Dating from some time in the 1920s, Fascination is a relatively simple game played by rolling a small rubber ball, like Skee-Ball, up into a 5x5 grid of holes with a "free" space in the center. A matching light-up board shows which holes the ball has fallen down that round. The goal, like Bingo, is to light up the grid in any number of familiar "Bingo" patterns. Vertical or horizontal lines, sometimes diagonal, sometimes an X. The specific patterns can vary from one Fascination parlor to the next.

A row of Fascination machines mid-game.

In Seaside, the Fascination parlor is attached to the Funland arcade downtown near the waterfront. In the Winter, it operates mostly on weekends. In the summer, it's every day. Each round costs a quarter, and the best way to play is to sit down, set a few dollar bills to the right side of the play area, and every round an assistant will come by and collect that round's quarter and make any necessary change.

More Fascination machines ready to begin play.

Winning a round of Fascination nets you a prize coupon. Those coupons are redeemed at the same prize counter as the rest of the arcade. If you're not in the mood to collect cheap Chinesium plastic toys, I recommend giving any prize tickets to a nearby kid. You'll make their day. Or ruin their parents' day. It's a win-win.

As far as I know there are only two Fascination parlors left on the West coast, and maybe ten-fifteen of them left in the country. They're built using old analog telephone switching equipment, and less popular parlors have been cannibalized to keep the more popular ones going.

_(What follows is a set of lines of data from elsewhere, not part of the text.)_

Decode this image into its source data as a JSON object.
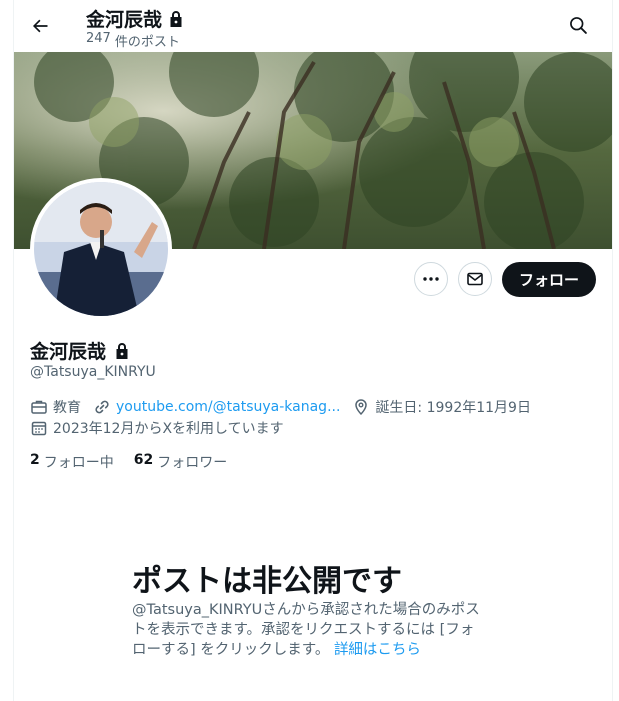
{
  "header": {
    "name": "金河辰哉",
    "post_count": "247",
    "post_suffix": "件のポスト"
  },
  "profile": {
    "display_name": "金河辰哉",
    "handle": "@Tatsuya_KINRYU",
    "category": "教育",
    "website": "youtube.com/@tatsuya-kanag...",
    "birthday": "誕生日: 1992年11月9日",
    "joined": "2023年12月からXを利用しています"
  },
  "actions": {
    "follow_label": "フォロー"
  },
  "counts": {
    "following_num": "2",
    "following_label": "フォロー中",
    "followers_num": "62",
    "followers_label": "フォロワー"
  },
  "private_notice": {
    "title": "ポストは非公開です",
    "body_line1": "@Tatsuya_KINRYUさんから承認された場合のみポス",
    "body_line2": "トを表示できます。承認をリクエストするには [フォ",
    "body_line3": "ローする] をクリックします。",
    "link": "詳細はこちら"
  },
  "colors": {
    "accent": "#1d9bf0",
    "text": "#0f1419",
    "secondary": "#536471"
  },
  "icons": [
    "back-arrow-icon",
    "lock-icon",
    "search-icon",
    "more-icon",
    "mail-icon",
    "briefcase-icon",
    "link-icon",
    "location-icon",
    "calendar-icon"
  ]
}
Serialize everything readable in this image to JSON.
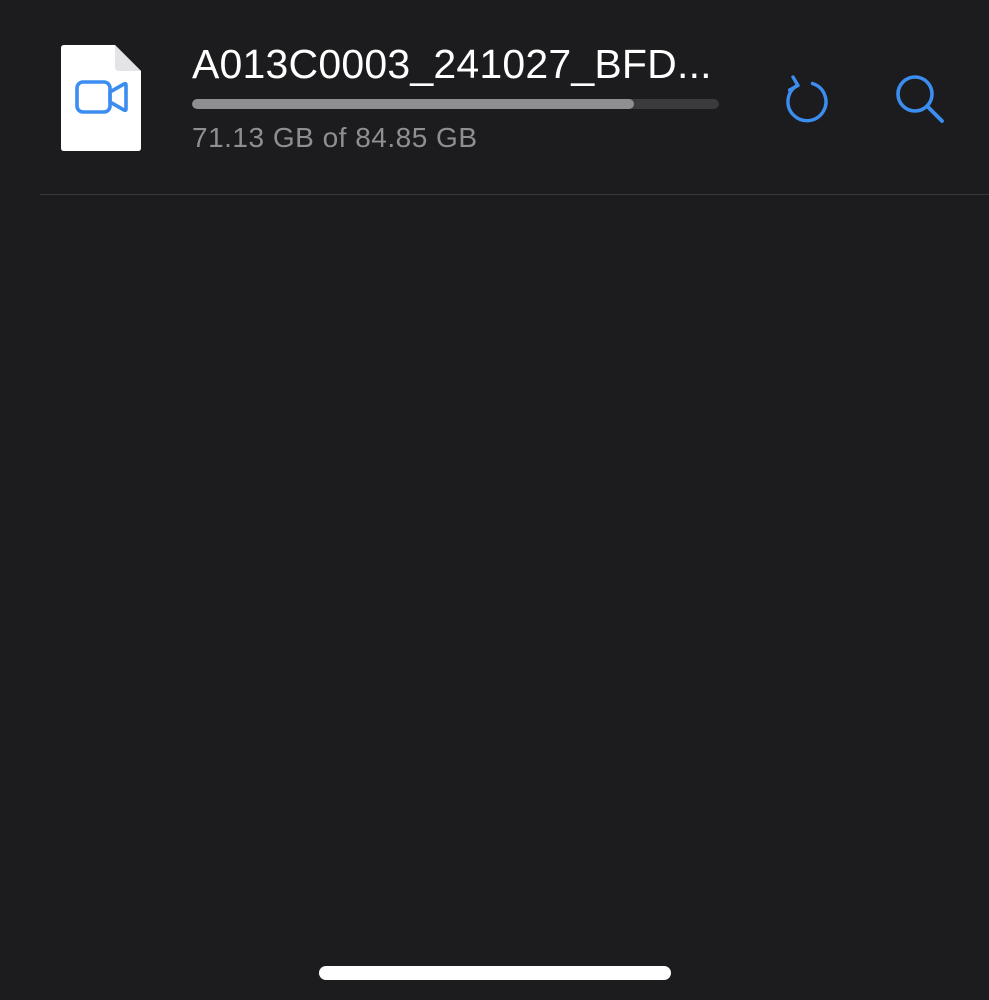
{
  "file": {
    "name": "A013C0003_241027_BFD...",
    "size_text": "71.13 GB of 84.85 GB",
    "progress_fraction": 0.8383,
    "thumbnail_icon": "video-camera-icon"
  },
  "actions": {
    "reload_icon": "reload-icon",
    "search_icon": "search-icon"
  },
  "colors": {
    "background": "#1c1c1e",
    "accent": "#3b8ef0",
    "progress_fill": "#8e8e93",
    "progress_track": "#3a3a3c",
    "secondary_text": "#8e8e93"
  }
}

If you happen to be in Seaside for a weekend, stop by and check it out. You won't regret it.

Fascination playboard showing historical ticket values for winning.